Dataset records
== == ==
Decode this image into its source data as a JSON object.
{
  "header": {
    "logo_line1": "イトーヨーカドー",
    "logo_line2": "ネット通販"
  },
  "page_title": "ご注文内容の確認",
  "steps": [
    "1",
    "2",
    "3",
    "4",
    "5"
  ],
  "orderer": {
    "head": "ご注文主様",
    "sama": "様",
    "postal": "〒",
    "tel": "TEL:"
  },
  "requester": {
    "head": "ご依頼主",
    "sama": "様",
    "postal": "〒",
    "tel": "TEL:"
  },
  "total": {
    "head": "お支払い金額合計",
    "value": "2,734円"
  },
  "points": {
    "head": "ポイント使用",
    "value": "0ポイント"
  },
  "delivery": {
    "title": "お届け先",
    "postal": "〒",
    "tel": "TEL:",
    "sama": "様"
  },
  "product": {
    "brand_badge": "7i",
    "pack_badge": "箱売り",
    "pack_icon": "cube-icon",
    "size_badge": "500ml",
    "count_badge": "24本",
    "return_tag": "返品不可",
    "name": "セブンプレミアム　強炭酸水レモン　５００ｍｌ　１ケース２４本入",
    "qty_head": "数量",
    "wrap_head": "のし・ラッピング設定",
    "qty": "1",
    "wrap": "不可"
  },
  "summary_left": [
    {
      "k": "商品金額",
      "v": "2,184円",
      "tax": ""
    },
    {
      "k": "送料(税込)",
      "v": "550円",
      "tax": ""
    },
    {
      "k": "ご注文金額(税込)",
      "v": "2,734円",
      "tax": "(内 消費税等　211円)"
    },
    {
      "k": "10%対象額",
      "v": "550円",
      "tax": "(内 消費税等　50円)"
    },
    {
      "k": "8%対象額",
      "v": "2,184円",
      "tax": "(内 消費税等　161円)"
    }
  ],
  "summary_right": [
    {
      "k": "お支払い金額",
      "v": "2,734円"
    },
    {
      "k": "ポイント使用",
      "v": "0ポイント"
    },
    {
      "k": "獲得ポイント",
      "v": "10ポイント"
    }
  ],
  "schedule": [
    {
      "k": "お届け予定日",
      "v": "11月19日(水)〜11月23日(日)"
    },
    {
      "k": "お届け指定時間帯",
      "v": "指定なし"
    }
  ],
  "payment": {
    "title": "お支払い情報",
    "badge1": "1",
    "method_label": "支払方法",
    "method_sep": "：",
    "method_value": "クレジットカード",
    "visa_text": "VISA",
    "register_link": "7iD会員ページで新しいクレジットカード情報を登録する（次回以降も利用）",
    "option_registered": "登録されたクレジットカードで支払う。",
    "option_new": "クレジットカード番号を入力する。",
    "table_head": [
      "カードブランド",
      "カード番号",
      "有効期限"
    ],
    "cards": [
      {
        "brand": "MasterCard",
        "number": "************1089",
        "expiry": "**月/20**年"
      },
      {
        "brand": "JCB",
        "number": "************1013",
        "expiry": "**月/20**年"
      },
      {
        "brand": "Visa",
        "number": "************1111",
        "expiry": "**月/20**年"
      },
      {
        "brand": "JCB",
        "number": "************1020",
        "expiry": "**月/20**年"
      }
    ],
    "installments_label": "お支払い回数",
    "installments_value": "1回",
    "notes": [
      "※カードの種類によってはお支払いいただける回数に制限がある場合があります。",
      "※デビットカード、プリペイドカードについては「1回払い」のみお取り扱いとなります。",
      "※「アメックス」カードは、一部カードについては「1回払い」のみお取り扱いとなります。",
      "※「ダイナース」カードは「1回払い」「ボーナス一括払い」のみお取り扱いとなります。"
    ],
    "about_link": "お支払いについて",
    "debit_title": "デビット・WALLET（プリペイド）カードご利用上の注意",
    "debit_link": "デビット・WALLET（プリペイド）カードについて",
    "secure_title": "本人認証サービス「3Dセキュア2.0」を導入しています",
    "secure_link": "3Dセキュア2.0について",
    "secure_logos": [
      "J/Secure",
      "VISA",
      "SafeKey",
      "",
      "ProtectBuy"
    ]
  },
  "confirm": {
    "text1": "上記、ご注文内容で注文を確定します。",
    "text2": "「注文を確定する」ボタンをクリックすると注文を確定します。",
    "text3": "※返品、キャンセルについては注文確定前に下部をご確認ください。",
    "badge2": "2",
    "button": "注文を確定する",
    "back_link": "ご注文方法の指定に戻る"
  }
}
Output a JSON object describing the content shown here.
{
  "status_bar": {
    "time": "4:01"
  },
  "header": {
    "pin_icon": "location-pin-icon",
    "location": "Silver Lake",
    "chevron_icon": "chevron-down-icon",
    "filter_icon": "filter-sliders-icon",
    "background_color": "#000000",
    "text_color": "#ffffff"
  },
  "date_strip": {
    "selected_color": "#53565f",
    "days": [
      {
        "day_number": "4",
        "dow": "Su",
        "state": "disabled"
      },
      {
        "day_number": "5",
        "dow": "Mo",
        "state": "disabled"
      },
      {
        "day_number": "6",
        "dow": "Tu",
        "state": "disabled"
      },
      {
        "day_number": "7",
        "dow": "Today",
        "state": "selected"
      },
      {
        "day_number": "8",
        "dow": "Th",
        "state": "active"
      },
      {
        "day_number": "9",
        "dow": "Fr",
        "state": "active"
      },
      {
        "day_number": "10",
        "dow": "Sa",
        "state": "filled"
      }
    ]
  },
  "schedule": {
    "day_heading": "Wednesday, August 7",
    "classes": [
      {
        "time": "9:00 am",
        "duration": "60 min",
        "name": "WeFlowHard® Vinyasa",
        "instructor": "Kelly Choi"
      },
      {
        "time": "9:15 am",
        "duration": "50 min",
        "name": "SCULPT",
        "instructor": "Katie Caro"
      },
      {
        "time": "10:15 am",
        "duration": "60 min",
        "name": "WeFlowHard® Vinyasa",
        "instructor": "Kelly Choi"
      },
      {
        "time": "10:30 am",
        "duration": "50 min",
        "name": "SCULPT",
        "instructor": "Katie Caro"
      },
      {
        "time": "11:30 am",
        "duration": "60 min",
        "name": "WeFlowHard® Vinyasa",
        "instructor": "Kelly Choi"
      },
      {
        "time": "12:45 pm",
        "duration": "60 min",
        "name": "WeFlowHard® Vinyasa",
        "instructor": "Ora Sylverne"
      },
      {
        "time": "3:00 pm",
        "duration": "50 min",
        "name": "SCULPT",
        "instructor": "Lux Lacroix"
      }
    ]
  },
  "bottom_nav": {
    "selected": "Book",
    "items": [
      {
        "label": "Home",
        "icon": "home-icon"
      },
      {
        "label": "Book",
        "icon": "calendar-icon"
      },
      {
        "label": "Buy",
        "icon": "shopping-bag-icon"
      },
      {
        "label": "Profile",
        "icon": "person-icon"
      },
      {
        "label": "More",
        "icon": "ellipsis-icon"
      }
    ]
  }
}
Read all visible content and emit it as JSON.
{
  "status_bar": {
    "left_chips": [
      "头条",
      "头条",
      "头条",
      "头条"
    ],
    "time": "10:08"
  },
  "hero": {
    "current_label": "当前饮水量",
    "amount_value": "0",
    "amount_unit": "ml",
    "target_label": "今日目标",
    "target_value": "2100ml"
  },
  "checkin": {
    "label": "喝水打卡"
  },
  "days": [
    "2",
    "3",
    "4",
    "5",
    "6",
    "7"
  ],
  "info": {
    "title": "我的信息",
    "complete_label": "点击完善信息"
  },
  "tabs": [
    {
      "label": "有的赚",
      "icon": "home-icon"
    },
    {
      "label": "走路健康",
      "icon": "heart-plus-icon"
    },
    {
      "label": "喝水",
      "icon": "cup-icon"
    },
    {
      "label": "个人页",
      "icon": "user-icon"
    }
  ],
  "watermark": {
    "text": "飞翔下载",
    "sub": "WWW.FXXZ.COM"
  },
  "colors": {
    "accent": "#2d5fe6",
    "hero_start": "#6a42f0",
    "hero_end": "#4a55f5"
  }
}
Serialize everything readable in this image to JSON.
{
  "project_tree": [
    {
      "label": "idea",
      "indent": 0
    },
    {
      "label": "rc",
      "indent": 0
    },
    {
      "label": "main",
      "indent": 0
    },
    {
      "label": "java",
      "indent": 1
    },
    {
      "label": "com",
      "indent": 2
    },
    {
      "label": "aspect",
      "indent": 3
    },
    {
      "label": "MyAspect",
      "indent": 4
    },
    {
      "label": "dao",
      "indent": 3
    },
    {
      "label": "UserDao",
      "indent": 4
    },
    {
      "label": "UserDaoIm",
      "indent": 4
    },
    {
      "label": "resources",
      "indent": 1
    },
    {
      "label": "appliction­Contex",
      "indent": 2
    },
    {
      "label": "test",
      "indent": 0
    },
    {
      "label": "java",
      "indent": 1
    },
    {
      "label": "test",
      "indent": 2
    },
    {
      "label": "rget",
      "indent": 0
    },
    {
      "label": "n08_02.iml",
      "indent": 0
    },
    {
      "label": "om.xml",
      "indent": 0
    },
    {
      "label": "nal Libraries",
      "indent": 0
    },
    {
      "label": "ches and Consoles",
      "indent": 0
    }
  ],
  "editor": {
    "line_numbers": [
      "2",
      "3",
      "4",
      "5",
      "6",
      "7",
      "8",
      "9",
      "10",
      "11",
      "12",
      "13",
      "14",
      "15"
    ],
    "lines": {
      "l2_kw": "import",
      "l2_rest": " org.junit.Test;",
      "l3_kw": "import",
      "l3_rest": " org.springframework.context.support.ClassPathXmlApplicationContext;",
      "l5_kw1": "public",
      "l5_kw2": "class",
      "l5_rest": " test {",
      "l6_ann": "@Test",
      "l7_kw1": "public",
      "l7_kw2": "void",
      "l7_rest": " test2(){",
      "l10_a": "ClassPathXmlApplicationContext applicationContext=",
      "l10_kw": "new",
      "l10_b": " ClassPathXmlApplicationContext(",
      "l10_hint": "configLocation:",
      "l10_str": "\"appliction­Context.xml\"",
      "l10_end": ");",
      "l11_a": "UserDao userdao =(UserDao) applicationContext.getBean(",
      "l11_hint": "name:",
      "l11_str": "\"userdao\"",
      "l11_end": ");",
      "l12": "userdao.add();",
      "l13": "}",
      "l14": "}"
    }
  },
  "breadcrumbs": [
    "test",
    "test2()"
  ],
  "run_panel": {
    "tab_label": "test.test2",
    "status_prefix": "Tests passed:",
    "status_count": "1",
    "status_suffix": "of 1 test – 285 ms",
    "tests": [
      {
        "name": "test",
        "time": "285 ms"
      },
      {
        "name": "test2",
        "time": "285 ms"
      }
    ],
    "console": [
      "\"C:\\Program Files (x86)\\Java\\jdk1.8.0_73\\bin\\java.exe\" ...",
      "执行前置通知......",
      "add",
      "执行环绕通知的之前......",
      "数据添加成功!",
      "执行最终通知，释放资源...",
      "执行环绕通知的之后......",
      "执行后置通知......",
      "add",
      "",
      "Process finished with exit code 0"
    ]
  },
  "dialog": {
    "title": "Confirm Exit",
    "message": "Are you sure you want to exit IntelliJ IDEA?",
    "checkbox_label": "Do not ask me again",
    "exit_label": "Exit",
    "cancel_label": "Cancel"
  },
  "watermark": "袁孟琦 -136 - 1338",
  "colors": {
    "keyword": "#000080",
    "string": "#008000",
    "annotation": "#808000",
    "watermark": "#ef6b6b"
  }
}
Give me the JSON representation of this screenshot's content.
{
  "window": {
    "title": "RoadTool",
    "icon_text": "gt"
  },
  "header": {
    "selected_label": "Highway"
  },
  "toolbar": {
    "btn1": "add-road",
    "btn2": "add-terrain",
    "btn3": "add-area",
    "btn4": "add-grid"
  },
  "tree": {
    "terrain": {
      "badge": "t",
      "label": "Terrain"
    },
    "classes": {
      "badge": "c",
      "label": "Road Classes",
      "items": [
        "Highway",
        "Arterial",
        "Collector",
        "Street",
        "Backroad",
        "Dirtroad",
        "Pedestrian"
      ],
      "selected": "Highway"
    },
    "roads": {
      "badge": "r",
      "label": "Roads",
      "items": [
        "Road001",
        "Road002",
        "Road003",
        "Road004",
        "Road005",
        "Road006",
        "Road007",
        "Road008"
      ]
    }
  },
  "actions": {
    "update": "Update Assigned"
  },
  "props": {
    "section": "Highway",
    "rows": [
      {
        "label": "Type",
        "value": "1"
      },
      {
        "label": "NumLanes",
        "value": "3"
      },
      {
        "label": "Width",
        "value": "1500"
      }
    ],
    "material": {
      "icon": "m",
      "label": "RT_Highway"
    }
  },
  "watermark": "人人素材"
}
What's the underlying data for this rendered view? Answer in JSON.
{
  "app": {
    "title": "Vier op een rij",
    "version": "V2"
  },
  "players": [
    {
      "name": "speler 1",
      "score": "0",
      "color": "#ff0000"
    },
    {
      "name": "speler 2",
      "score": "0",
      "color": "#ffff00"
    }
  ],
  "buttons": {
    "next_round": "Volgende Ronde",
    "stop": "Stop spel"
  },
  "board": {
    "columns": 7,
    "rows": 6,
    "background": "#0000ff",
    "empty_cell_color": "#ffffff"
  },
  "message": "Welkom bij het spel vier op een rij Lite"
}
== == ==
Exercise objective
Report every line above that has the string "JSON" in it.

Your solution
Decode this image into its source data as a JSON object.
Output a JSON object describing the content shown here.
Read all visible content and emit it as JSON.
Serialize everything readable in this image to JSON.
Give me the JSON representation of this screenshot's content.
What's the underlying data for this rendered view? Answer in JSON.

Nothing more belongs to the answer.